Just because the construction industry produces edifices that last for decades or centuries doesn’t mean their practices remain carved in stone. Emphasizes change, standard operating procedures shift, progress happens — and construction project managers have to keep up with all of it.
In an ideal world, managers would already possess all of the expertise they need for any job. However, reality doesn’t work that way. Change occurs constantly, and effective managers must constantly acquaint themselves with developments in the field. Practically speaking, this involves managers possession an innate love of learning. They shouldn’t reflexively turn up their noses at innovations such as drones or augmented reality. Similarly, they shouldn’t automatically dismiss newer methods such as integrated product delivery or lean construction.
Managers locked into a simplistic-thinking mindset believe that their choices break down into “good” and “bad” options, alternatives that are hard-locked into positive or negative categories. But experienced managers know that’s incorrect. Every choice — even those that seem the most positive on their face — involve trade-offs, opportunity costs, and unforeseen risks.

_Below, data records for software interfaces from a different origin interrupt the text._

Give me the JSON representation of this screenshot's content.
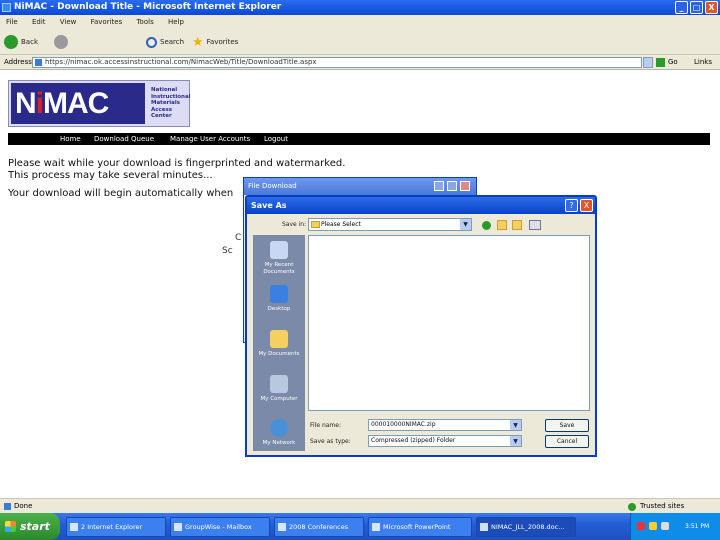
{
  "window": {
    "title": "NiMAC - Download Title - Microsoft Internet Explorer",
    "minimize": "_",
    "maximize": "□",
    "close": "X"
  },
  "menu": [
    "File",
    "Edit",
    "View",
    "Favorites",
    "Tools",
    "Help"
  ],
  "toolbar": {
    "back": "Back",
    "search": "Search",
    "favorites": "Favorites"
  },
  "addressbar": {
    "label": "Address",
    "url": "https://nimac.ok.accessinstructional.com/NimacWeb/Title/DownloadTitle.aspx",
    "go": "Go",
    "links": "Links"
  },
  "logo": {
    "word_a": "N",
    "word_b": "i",
    "word_c": "MAC",
    "tagline": [
      "National",
      "Instructional",
      "Materials",
      "Access",
      "Center"
    ]
  },
  "nav": [
    "Home",
    "Download Queue",
    "Manage User Accounts",
    "Logout"
  ],
  "message": {
    "line1": "Please wait while your download is fingerprinted and watermarked.",
    "line2": "This process may take several minutes...",
    "line3": "Your download will begin automatically when"
  },
  "fragments": {
    "a": "C",
    "b": "Sc"
  },
  "file_download": {
    "title": "File Download"
  },
  "save_as": {
    "title": "Save As",
    "help": "?",
    "close": "X",
    "save_in_label": "Save in:",
    "save_in_value": "Please Select",
    "places": [
      "My Recent Documents",
      "Desktop",
      "My Documents",
      "My Computer",
      "My Network"
    ],
    "file_name_label": "File name:",
    "file_name_value": "000010000NIMAC.zip",
    "save_type_label": "Save as type:",
    "save_type_value": "Compressed (zipped) Folder",
    "save_btn": "Save",
    "cancel_btn": "Cancel"
  },
  "status": {
    "text": "Done",
    "zone": "Trusted sites"
  },
  "taskbar": {
    "start": "start",
    "tasks": [
      "2 Internet Explorer",
      "GroupWise - Mailbox",
      "2008 Conferences",
      "Microsoft PowerPoint",
      "NIMAC_JLL_2008.doc..."
    ],
    "time": "3:51 PM"
  }
}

This insight is hardly new. An ancient writer once said, “The fastest runner does not always win the race, the strongest soldier does not always win the battle, the wisest does not always have food, the smartest does not always become wealthy, and the talented one does not always receive praise. Time and chance happen to everyone.” What separates successful construction management professionals from the unsuccessful is their ability to prepare for and manage those unexpected occurrences even when they can’t directly foresee them.
A construction manager has a limited impact on the financial management of any project. After all, clients ultimately determine the budget, detail the project’s scope, and provide a generalized timeline. It’s up to project managers to work within those parameters as best as they can.

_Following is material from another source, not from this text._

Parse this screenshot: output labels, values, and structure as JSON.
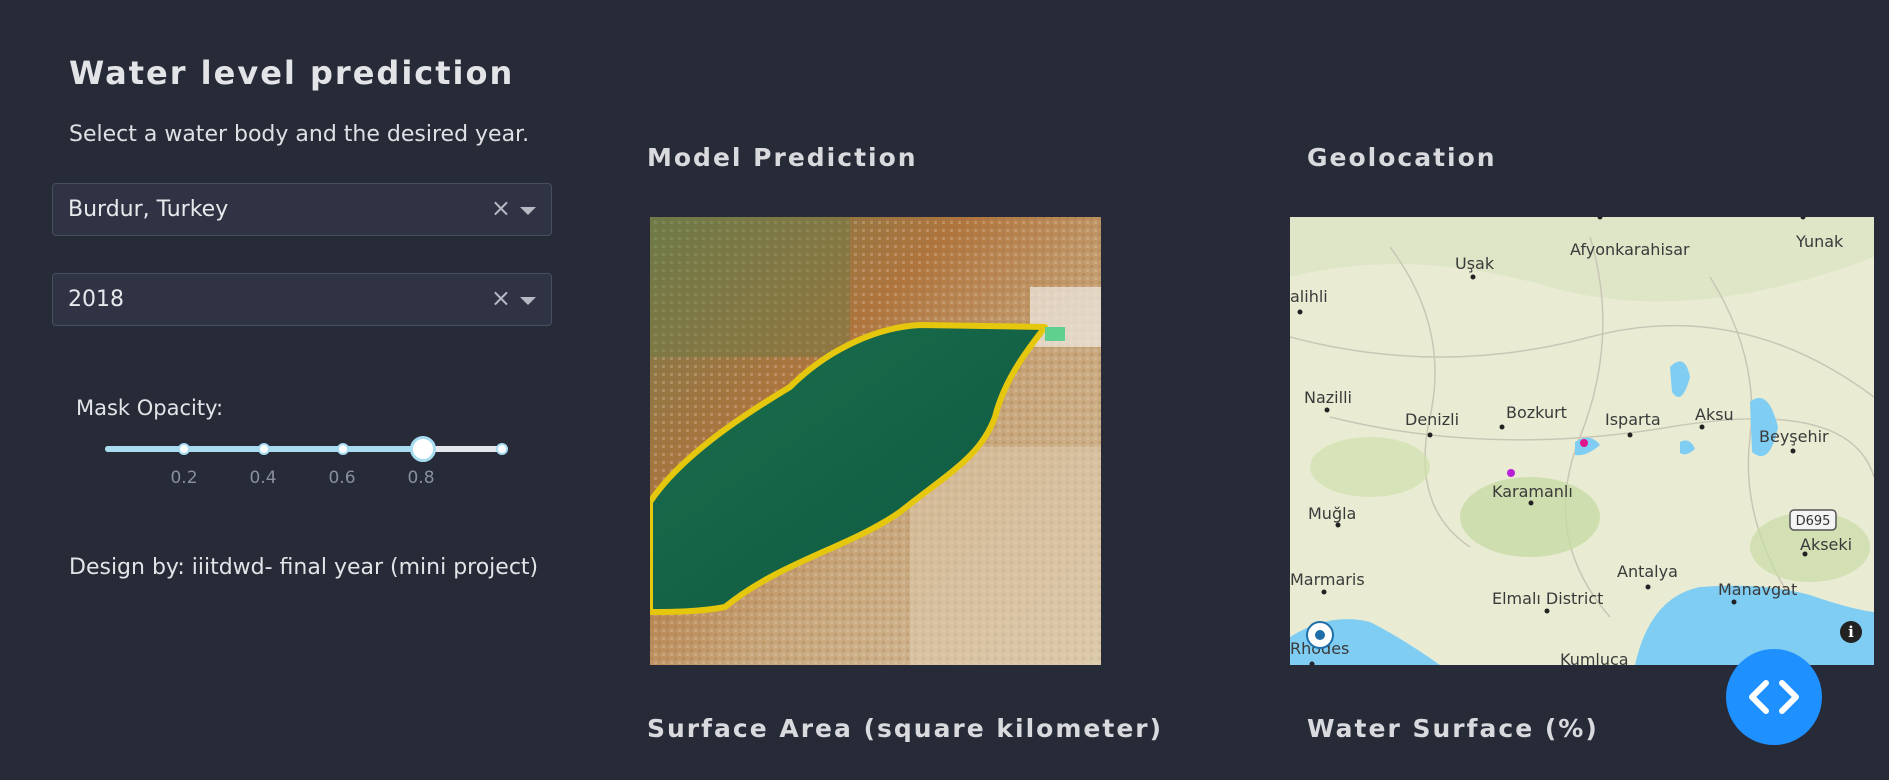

That being said, understanding how to take the sum the client offers and properly allocate all of the line items it must contain is an essential part of making the project run smoothly — or even run at all. So is forecasting and figuring out how to manage when one supplier comes back with a higher than expected quote and knowing the best way to manage changes without going over budget. Financial management is the proverbial oil that makes the project’s wheel turn without squeaking.

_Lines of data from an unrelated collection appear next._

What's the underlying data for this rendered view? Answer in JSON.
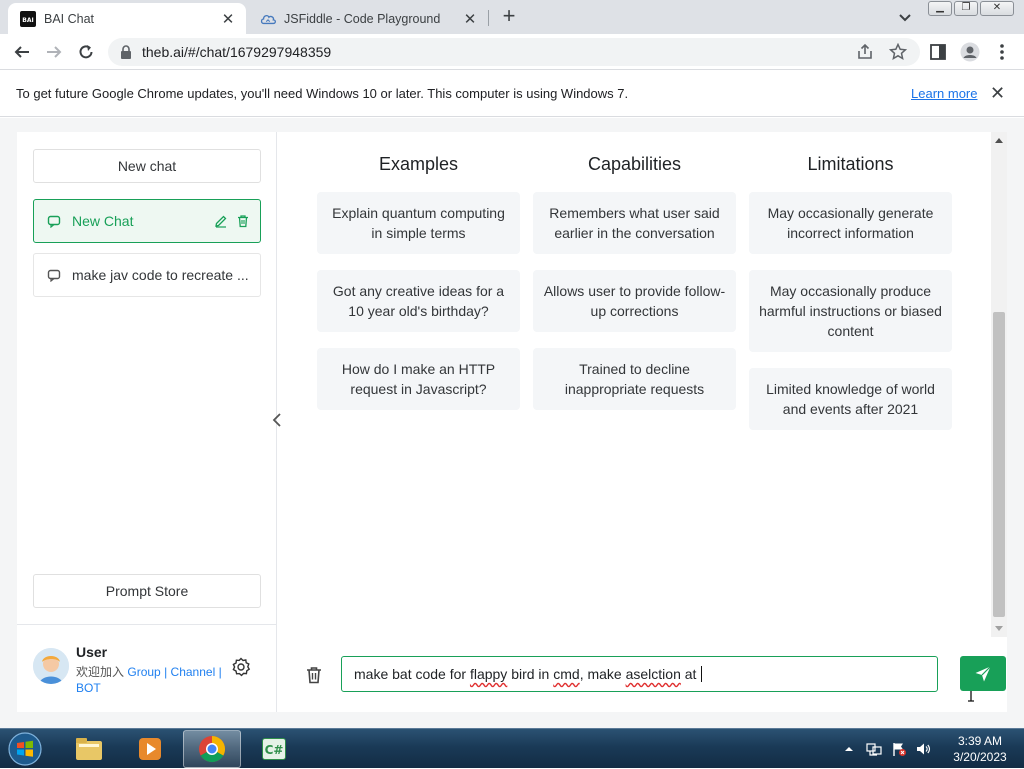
{
  "browser": {
    "tabs": [
      {
        "title": "BAI Chat",
        "favicon": "bai-logo"
      },
      {
        "title": "JSFiddle - Code Playground",
        "favicon": "jsfiddle-cloud-icon"
      }
    ],
    "url": "theb.ai/#/chat/1679297948359",
    "infobar": {
      "message": "To get future Google Chrome updates, you'll need Windows 10 or later. This computer is using Windows 7.",
      "link": "Learn more"
    }
  },
  "sidebar": {
    "new_chat_button": "New chat",
    "chats": [
      {
        "label": "New Chat",
        "active": true
      },
      {
        "label": "make jav code to recreate ...",
        "active": false
      }
    ],
    "prompt_store_button": "Prompt Store",
    "user": {
      "name": "User",
      "join_text": "欢迎加入",
      "links": [
        "Group",
        "Channel",
        "BOT"
      ],
      "separator": "|"
    }
  },
  "main": {
    "columns": [
      {
        "heading": "Examples",
        "cards": [
          "Explain quantum computing in simple terms",
          "Got any creative ideas for a 10 year old's birthday?",
          "How do I make an HTTP request in Javascript?"
        ]
      },
      {
        "heading": "Capabilities",
        "cards": [
          "Remembers what user said earlier in the conversation",
          "Allows user to provide follow-up corrections",
          "Trained to decline inappropriate requests"
        ]
      },
      {
        "heading": "Limitations",
        "cards": [
          "May occasionally generate incorrect information",
          "May occasionally produce harmful instructions or biased content",
          "Limited knowledge of world and events after 2021"
        ]
      }
    ],
    "input": {
      "parts": [
        "make bat code for ",
        "flappy",
        " bird in ",
        "cmd",
        ", make ",
        "aselction",
        " at "
      ]
    }
  },
  "taskbar": {
    "apps": [
      "windows-explorer",
      "media-player",
      "google-chrome",
      "csharp-app"
    ],
    "active_app": "google-chrome",
    "time": "3:39 AM",
    "date": "3/20/2023"
  },
  "colors": {
    "accent": "#18a058",
    "link": "#1a73e8",
    "taskbar": "#1a3a57"
  }
}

An Action-Oriented Mindset
Some construction project managers can work with numbers. They comprehend their clients’ goals and know the areas in which they’re willing to bend. They understand how to adapt their approach to changing circumstances. They’ve remained up to date on the industry’s best practices and study new approaches when they break onto the scene. Such project managers would invariably prove successful, right? Not so fast. There’s something else they absolutely need: action and initiative.
To put it mildly, construction project management isn’t a career for the faint of heart. Irritations, discouragements, hassles, complications, and setbacks crop up almost every day. It’s far too easy to ignore the difficult parts of the job and focus on the minutia that’s easier to manage. It’s also deadly to your project’s success. A successful construction project manager must focus on the client’s ultimate goal and take concrete, forward-moving action every day to achieve it, no matter how challenging or unpleasant.
If you need a construction project manager who exhibits all eight of these skills and characteristics, look no further than GNP Realty. Our management team has extensive experience helming projects in Chicago proper and throughout the greater Chicagoland area, as well as the passion to ensure you get the end project you want each and every time. Contact us today!